Act II - Scene V

Capulet's orcharda

Enter Juliet.

The clock struck nine when I did send the nurse;
In half an hour she promis'd to return.
Perchance she cannot meet him. That's not so.
O, she is lame! Love's heralds should be thoughts,
Which ten times faster glide than the sun's beams(5)
Driving back shadows over low'ring hills.
Therefore do nimble-pinion'd doves draw Love,
And therefore hath the wind-swift Cupid wings.
Now is the sun upon the highmost hill
Of this day's journey, and from nine till twelve(10)
Is three long hours; yet she is not come.
Had she affections and warm youthful blood,
She would be as swift in motion as a ball;
My words would bandy her to my sweet love,
And his to me,(15)
But old folks, many feign as they were dead—
Unwieldy, slow, heavy and pale as lead.

Enter Nurse and Peter.

O God, she comes! O honey nurse, what news?
Hast thou met with him? Send thy man away.
Peter, stay at the gate.(20)

Exit Peter.

Now, good sweet nurse—O Lord, why look'st thou
Though news be sad, yet tell them merrily;
If good, thou shamest the music of sweet news
By playing it to me with so sour a face.(25)
I am aweary, give me leave awhile.
Fie, how my bones ache! What a jaunt have I had!
I would thou hadst my bones, and I thy news.
Nay, come, I pray thee speak. Good, good nurse, speak.
Jesu, what haste! Can you not stay awhile?(30)
Do you not see that I am out of breath?
How art thou out of breath when thou hast breath
To say to me that thou art out of breath?
The excuse that thou dost make in this delay
Is longer than the tale thou dost excuse.(35)
Is thy news good or bad? Answer to that.
Say either, and I'll stay the circumstance.
Let me be satisfied, is't good or bad?
Well, you have made a simple choice; you know
not how to choose a man. Romeo? No, not he. Though(40)
his face be better than any man's, yet his leg excels all
men's; and for a hand and a foot, and a body, though
they be not to be talk'd on, yet they are past compare.
He is not the flower of courtesy, but, I'll warrant him,
as gentle as a lamb. Go thy ways, wench; serve God.(45)
What, have you din'd at home?
No, no. But all this did I know before.
What says he of our marriage? What of that?
Lord, how my head aches! What a head have I!
It beats as it would fall in twenty pieces.(50)
My back o’ t’ other side,—ah, my back, my back!
Beshrew your heart for sending me about
To catch my death with jaunting up and down!
I’ faith, I am sorry that thou art not well.
Sweet, sweet, sweet nurse, tell me, what says my love?(55)
Your love says, like an honest gentleman, and a
courteous, and a kind, and a handsome; and, I warrant,
a virtuous—Where is your mother?
Where is my mother? Why, she is within.
Where should she be? How oddly thou reply'st!(60)
‘Your love says, like an honest gentleman,
“Where is your mother?”’
O God's Lady dear!
Are you so hot? Marry come up, I trow.
Is this the poultice for my aching bones?(65)
Henceforward do your messages yourself.
Here's such a coil! Come, what says Romeo?
Have you got leave to go to shrift to-day?
I have.
Then hie you hence to Friar Laurence’ cell;(70)
There stays a husband to make you a wife.
Now comes the wanton blood up in your cheeks:
They'll be in scarlet straight at any news.
Hie you to church; I must another way,
To fetch a ladder, by the which your love(75)
Must climb a bird's nest soon when it is dark.
I am the drudge, and toil in your delight;
But you shall bear the burden soon at night.
Go; I'll to dinner; hie you to the cell.
Hie to high fortune! Honest nurse, farewell.(80)

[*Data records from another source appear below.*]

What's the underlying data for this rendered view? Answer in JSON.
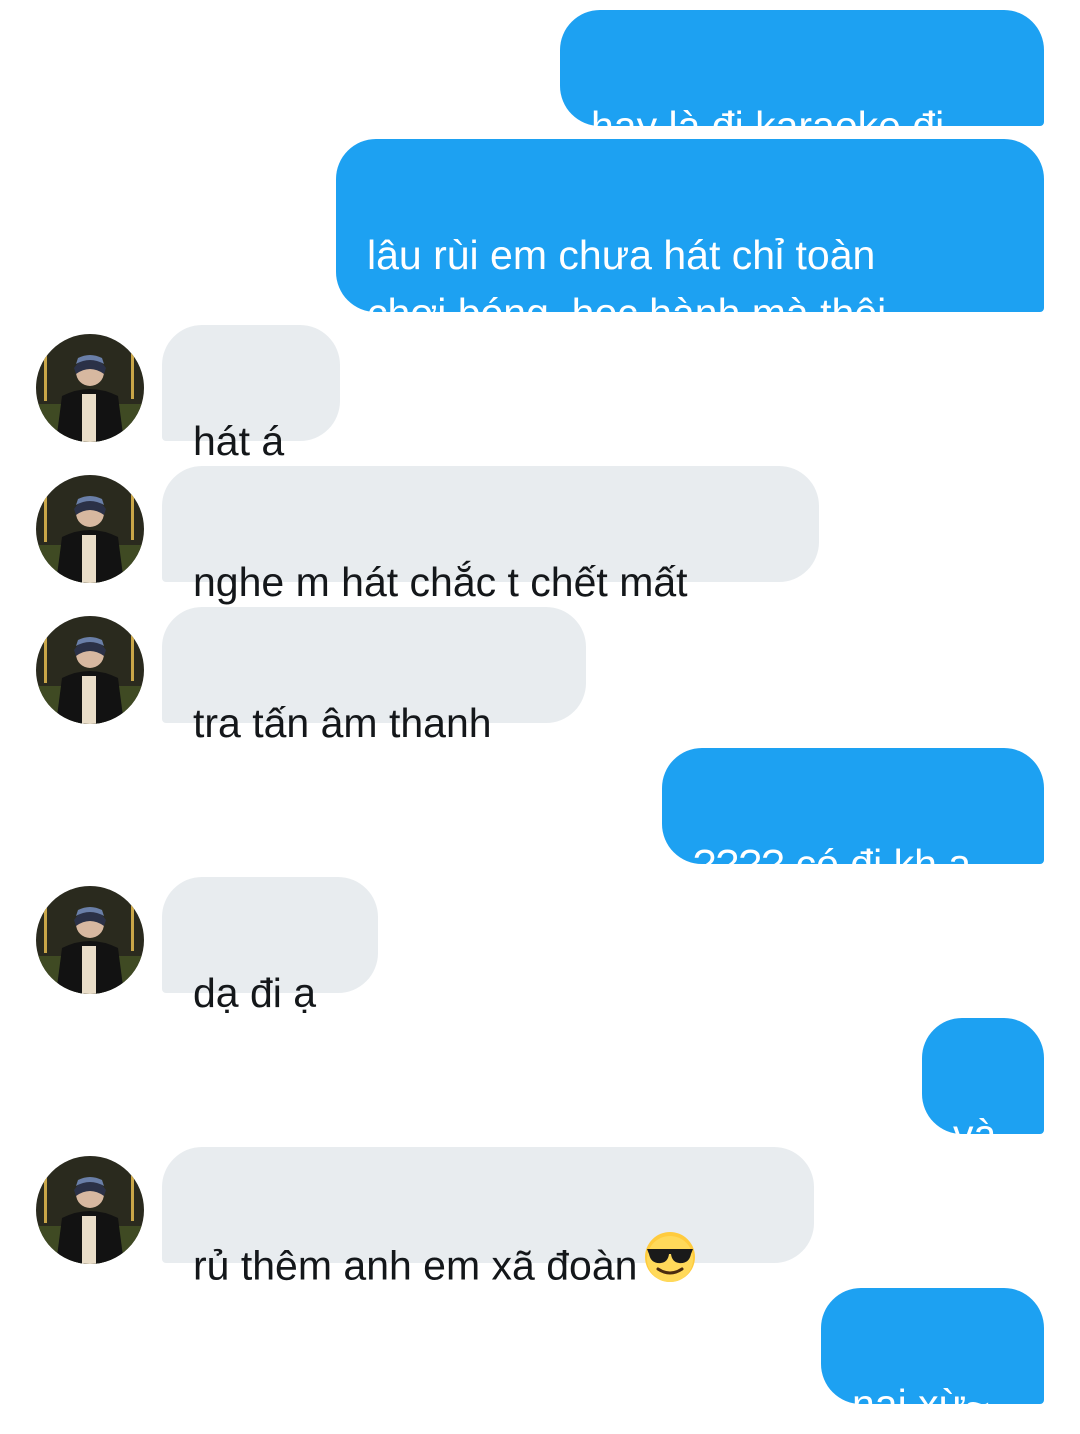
{
  "conversation": {
    "messages": [
      {
        "sender": "me",
        "text": "hay là đi karaoke đi"
      },
      {
        "sender": "me",
        "text": "lâu rùi em chưa hát chỉ toàn\nchơi bóng, học hành mà thôi"
      },
      {
        "sender": "them",
        "text": "hát á"
      },
      {
        "sender": "them",
        "text": "nghe m hát chắc t chết mất"
      },
      {
        "sender": "them",
        "text": "tra tấn âm thanh"
      },
      {
        "sender": "me",
        "text": "???? có đi kh ạ"
      },
      {
        "sender": "them",
        "text": "dạ đi ạ"
      },
      {
        "sender": "me",
        "text": "và"
      },
      {
        "sender": "them",
        "text": "rủ thêm anh em xã đoàn",
        "emoji": "smiling-face-with-sunglasses"
      },
      {
        "sender": "me",
        "text": "nai xừ~"
      }
    ]
  },
  "colors": {
    "outgoing_bubble": "#1da1f2",
    "incoming_bubble": "#e8ecef",
    "incoming_text": "#14171a"
  }
}
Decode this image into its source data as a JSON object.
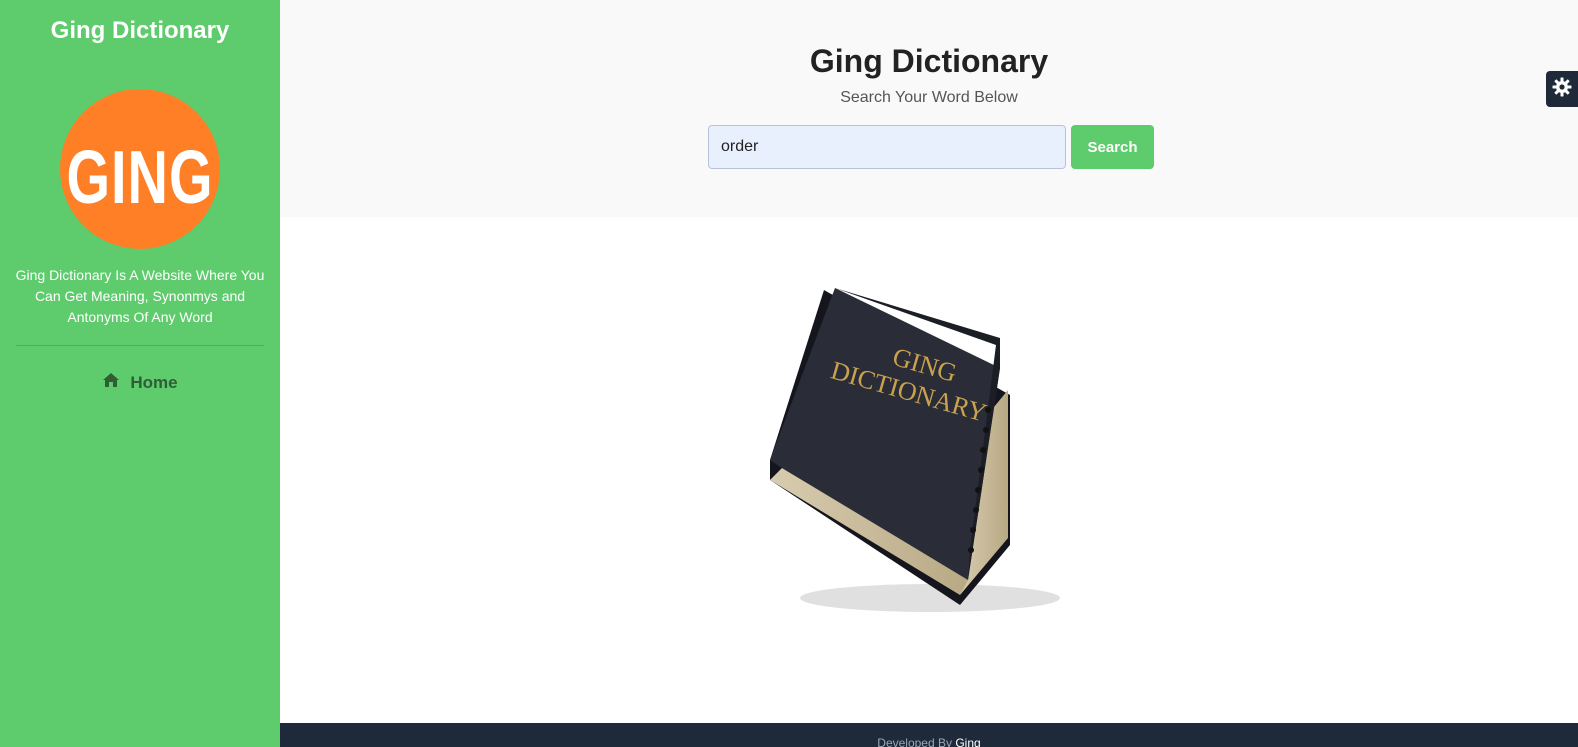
{
  "sidebar": {
    "title": "Ging Dictionary",
    "logo_text": "GING",
    "tagline": "Ging Dictionary Is A Website Where You Can Get Meaning, Synonmys and Antonyms Of Any Word",
    "nav": [
      {
        "label": "Home",
        "icon": "home-icon"
      }
    ]
  },
  "header": {
    "title": "Ging Dictionary",
    "subtitle": "Search Your Word Below"
  },
  "search": {
    "value": "order",
    "button_label": "Search"
  },
  "book": {
    "title_line1": "GING",
    "title_line2": "DICTIONARY"
  },
  "footer": {
    "prefix": "Developed By",
    "link": "Ging"
  },
  "settings": {
    "icon": "gear-icon"
  },
  "colors": {
    "sidebar_bg": "#5ecb6d",
    "logo_bg": "#ff7f27",
    "footer_bg": "#1e2a3a",
    "accent_button": "#5ecb6d"
  }
}
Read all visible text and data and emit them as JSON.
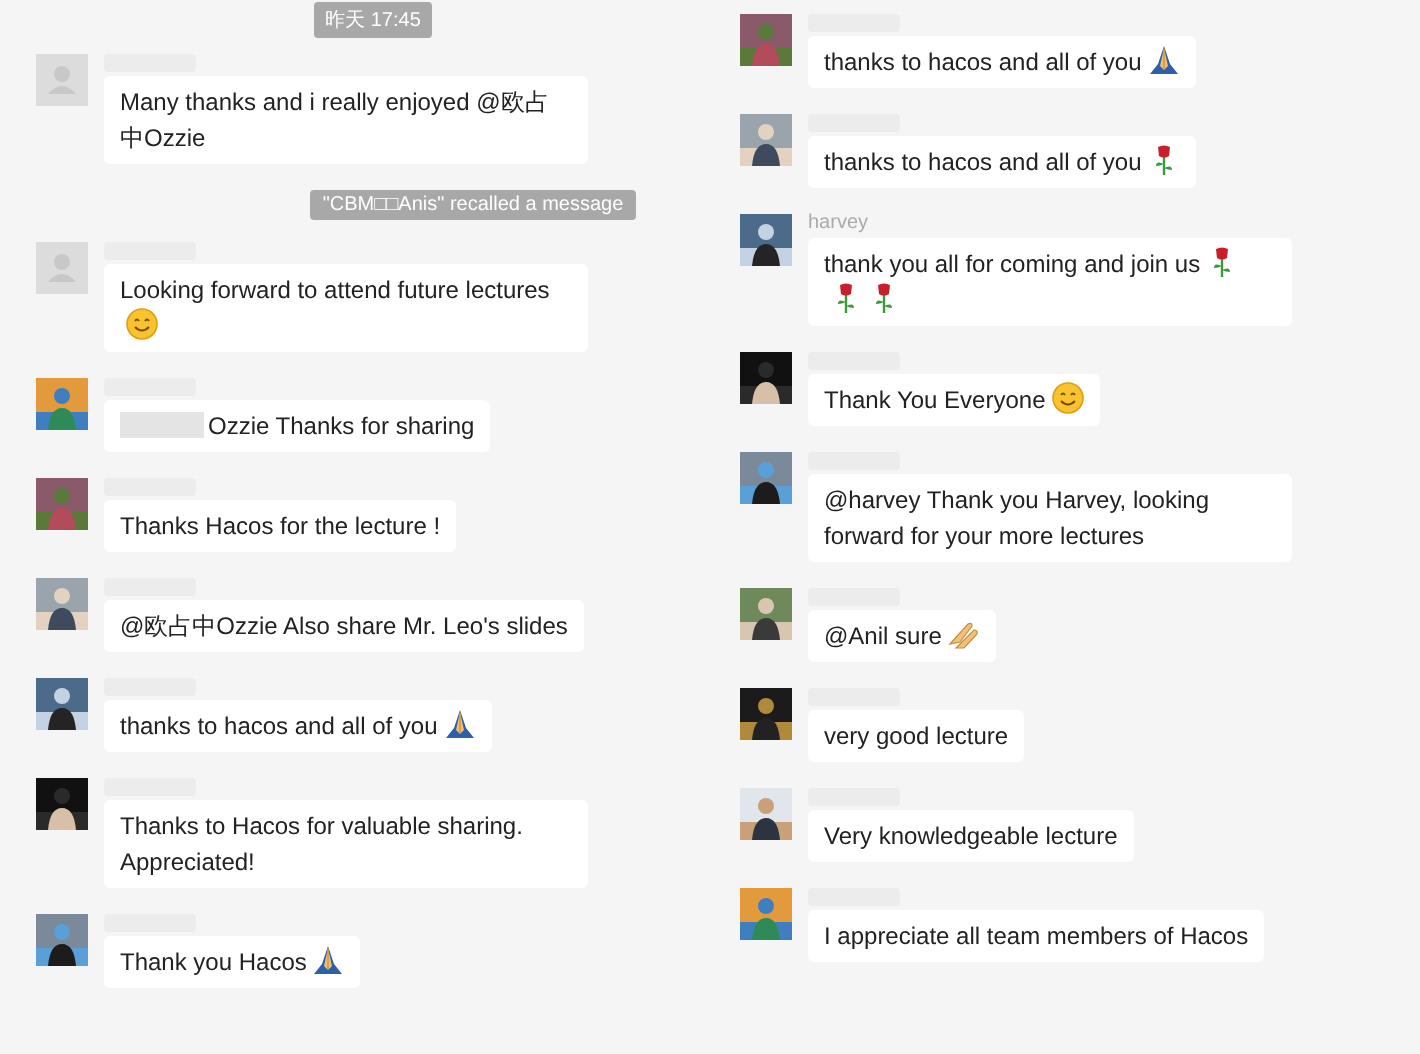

  1. This statement refers to the consummation of their marriage that night. The Nurse complains that she must find a ladder so that Romeo can climb through Juliet's window that night, but teases Juliet that she is the one who will have "toil" that night.

    — Caitlin, Owl Eyes Staff
  2. The Nurse's fragmentation of Romeo's body parts recalls Juliet's description of Romeo before the balcony scene (2.2). Unlike Juliet who dismisses the importance of Romeo's body parts, the Nurse uses this description in order to prove Romeo is a worthy man.

    — Caitlin, Owl Eyes Staff
  3. Notice how the Nurse delays telling Juliet the news. In this way she is able to inflate her own importance. As the messenger who holds the information, she is able to shape it. This is another instance in which an adult intervenes in Romeo and Juliet's love.

    — Caitlin, Owl Eyes Staff
  4. "Heralds" means messengers. Here, Juliet unintentionally touches on one of the themes presented in the previous scene: there are too many messengers, or people intervening, in Romeo and Juliet's love. This is also foreshadowing as their reliance on messengers will eventually lead to the tragic end of the story.

    — Caitlin, Owl Eyes Staff